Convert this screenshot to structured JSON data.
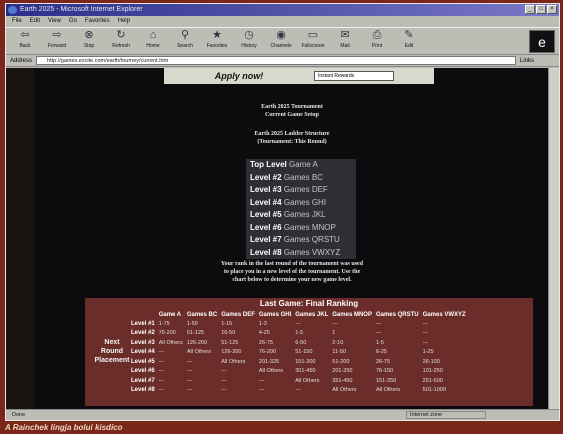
{
  "window": {
    "title": "Earth 2025 - Microsoft Internet Explorer"
  },
  "menu": [
    "File",
    "Edit",
    "View",
    "Go",
    "Favorites",
    "Help"
  ],
  "toolbar": [
    {
      "label": "Back",
      "icon": "back-arrow-icon"
    },
    {
      "label": "Forward",
      "icon": "forward-arrow-icon"
    },
    {
      "label": "Stop",
      "icon": "stop-icon"
    },
    {
      "label": "Refresh",
      "icon": "refresh-icon"
    },
    {
      "label": "Home",
      "icon": "home-icon"
    },
    {
      "label": "Search",
      "icon": "search-icon"
    },
    {
      "label": "Favorites",
      "icon": "favorites-icon"
    },
    {
      "label": "History",
      "icon": "history-icon"
    },
    {
      "label": "Channels",
      "icon": "channels-icon"
    },
    {
      "label": "Fullscreen",
      "icon": "fullscreen-icon"
    },
    {
      "label": "Mail",
      "icon": "mail-icon"
    },
    {
      "label": "Print",
      "icon": "print-icon"
    },
    {
      "label": "Edit",
      "icon": "edit-icon"
    }
  ],
  "address": {
    "label": "Address",
    "url": "http://games.excite.com/earth/tourney/current.htm",
    "links": "Links"
  },
  "banner": {
    "apply": "Apply now!",
    "select": "Instant Rewards"
  },
  "page": {
    "title1": "Earth 2025 Tournament",
    "title2": "Current Game Setup",
    "title3": "Earth 2025 Ladder Structure",
    "title4": "(Tournament: This Round)",
    "levels": [
      {
        "level": "Top Level",
        "games": "Game A"
      },
      {
        "level": "Level #2",
        "games": "Games BC"
      },
      {
        "level": "Level #3",
        "games": "Games DEF"
      },
      {
        "level": "Level #4",
        "games": "Games GHI"
      },
      {
        "level": "Level #5",
        "games": "Games JKL"
      },
      {
        "level": "Level #6",
        "games": "Games MNOP"
      },
      {
        "level": "Level #7",
        "games": "Games QRSTU"
      },
      {
        "level": "Level #8",
        "games": "Games VWXYZ"
      }
    ],
    "desc": [
      "Your rank in the last round of the tournament was used",
      "to place you in a new level of the tournament. Use the",
      "chart below to determine your new game level."
    ],
    "ranking": {
      "title": "Last Game: Final Ranking",
      "side_label": [
        "Next",
        "Round",
        "Placement"
      ],
      "columns": [
        "Game A",
        "Games BC",
        "Games DEF",
        "Games GHI",
        "Games JKL",
        "Games MNOP",
        "Games QRSTU",
        "Games VWXYZ"
      ],
      "rows": [
        {
          "label": "Level #1",
          "cells": [
            "1-75",
            "1-50",
            "1-15",
            "1-3",
            "---",
            "---",
            "---",
            "---"
          ]
        },
        {
          "label": "Level #2",
          "cells": [
            "76-200",
            "51-125",
            "16-50",
            "4-25",
            "1-5",
            "1",
            "---",
            "---"
          ]
        },
        {
          "label": "Level #3",
          "cells": [
            "All Others",
            "126-200",
            "51-125",
            "26-75",
            "6-50",
            "2-10",
            "1-5",
            "---"
          ]
        },
        {
          "label": "Level #4",
          "cells": [
            "---",
            "All Others",
            "126-200",
            "76-200",
            "51-150",
            "11-50",
            "6-25",
            "1-25"
          ]
        },
        {
          "label": "Level #5",
          "cells": [
            "---",
            "---",
            "All Others",
            "201-325",
            "151-300",
            "51-200",
            "26-75",
            "26-100"
          ]
        },
        {
          "label": "Level #6",
          "cells": [
            "---",
            "---",
            "---",
            "All Others",
            "301-450",
            "201-350",
            "76-150",
            "101-250"
          ]
        },
        {
          "label": "Level #7",
          "cells": [
            "---",
            "---",
            "---",
            "---",
            "All Others",
            "351-450",
            "151-250",
            "251-500"
          ]
        },
        {
          "label": "Level #8",
          "cells": [
            "---",
            "---",
            "---",
            "---",
            "---",
            "All Others",
            "All Others",
            "501-1000"
          ]
        }
      ]
    }
  },
  "status": {
    "text": "Done",
    "zone": "Internet zone"
  },
  "caption": "A Rainchek lingja bolui kisdico"
}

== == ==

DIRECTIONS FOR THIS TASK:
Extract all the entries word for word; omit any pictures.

OUTPUT FOR THIS EXERCISE:
Convert this screenshot to structured JSON data.
{
  "window": {
    "title": "Earth 2025 - Microsoft Internet Explorer"
  },
  "menu": [
    "File",
    "Edit",
    "View",
    "Go",
    "Favorites",
    "Help"
  ],
  "toolbar": [
    {
      "label": "Back",
      "icon": "back-arrow-icon"
    },
    {
      "label": "Forward",
      "icon": "forward-arrow-icon"
    },
    {
      "label": "Stop",
      "icon": "stop-icon"
    },
    {
      "label": "Refresh",
      "icon": "refresh-icon"
    },
    {
      "label": "Home",
      "icon": "home-icon"
    },
    {
      "label": "Search",
      "icon": "search-icon"
    },
    {
      "label": "Favorites",
      "icon": "favorites-icon"
    },
    {
      "label": "History",
      "icon": "history-icon"
    },
    {
      "label": "Channels",
      "icon": "channels-icon"
    },
    {
      "label": "Fullscreen",
      "icon": "fullscreen-icon"
    },
    {
      "label": "Mail",
      "icon": "mail-icon"
    },
    {
      "label": "Print",
      "icon": "print-icon"
    },
    {
      "label": "Edit",
      "icon": "edit-icon"
    }
  ],
  "address": {
    "label": "Address",
    "url": "http://games.excite.com/earth/tourney/current.htm",
    "links": "Links"
  },
  "banner": {
    "apply": "Apply now!",
    "select": "Instant Rewards"
  },
  "page": {
    "title1": "Earth 2025 Tournament",
    "title2": "Current Game Setup",
    "title3": "Earth 2025 Ladder Structure",
    "title4": "(Tournament: This Round)",
    "levels": [
      {
        "level": "Top Level",
        "games": "Game A"
      },
      {
        "level": "Level #2",
        "games": "Games BC"
      },
      {
        "level": "Level #3",
        "games": "Games DEF"
      },
      {
        "level": "Level #4",
        "games": "Games GHI"
      },
      {
        "level": "Level #5",
        "games": "Games JKL"
      },
      {
        "level": "Level #6",
        "games": "Games MNOP"
      },
      {
        "level": "Level #7",
        "games": "Games QRSTU"
      },
      {
        "level": "Level #8",
        "games": "Games VWXYZ"
      }
    ],
    "desc": [
      "Your rank in the last round of the tournament was used",
      "to place you in a new level of the tournament. Use the",
      "chart below to determine your new game level."
    ],
    "ranking": {
      "title": "Last Game: Final Ranking",
      "side_label": [
        "Next",
        "Round",
        "Placement"
      ],
      "columns": [
        "Game A",
        "Games BC",
        "Games DEF",
        "Games GHI",
        "Games JKL",
        "Games MNOP",
        "Games QRSTU",
        "Games VWXYZ"
      ],
      "rows": [
        {
          "label": "Level #1",
          "cells": [
            "1-75",
            "1-50",
            "1-15",
            "1-3",
            "---",
            "---",
            "---",
            "---"
          ]
        },
        {
          "label": "Level #2",
          "cells": [
            "76-200",
            "51-125",
            "16-50",
            "4-25",
            "1-5",
            "1",
            "---",
            "---"
          ]
        },
        {
          "label": "Level #3",
          "cells": [
            "All Others",
            "126-200",
            "51-125",
            "26-75",
            "6-50",
            "2-10",
            "1-5",
            "---"
          ]
        },
        {
          "label": "Level #4",
          "cells": [
            "---",
            "All Others",
            "126-200",
            "76-200",
            "51-150",
            "11-50",
            "6-25",
            "1-25"
          ]
        },
        {
          "label": "Level #5",
          "cells": [
            "---",
            "---",
            "All Others",
            "201-325",
            "151-300",
            "51-200",
            "26-75",
            "26-100"
          ]
        },
        {
          "label": "Level #6",
          "cells": [
            "---",
            "---",
            "---",
            "All Others",
            "301-450",
            "201-350",
            "76-150",
            "101-250"
          ]
        },
        {
          "label": "Level #7",
          "cells": [
            "---",
            "---",
            "---",
            "---",
            "All Others",
            "351-450",
            "151-250",
            "251-500"
          ]
        },
        {
          "label": "Level #8",
          "cells": [
            "---",
            "---",
            "---",
            "---",
            "---",
            "All Others",
            "All Others",
            "501-1000"
          ]
        }
      ]
    }
  },
  "status": {
    "text": "Done",
    "zone": "Internet zone"
  },
  "caption": "A Rainchek lingja bolui kisdico"
}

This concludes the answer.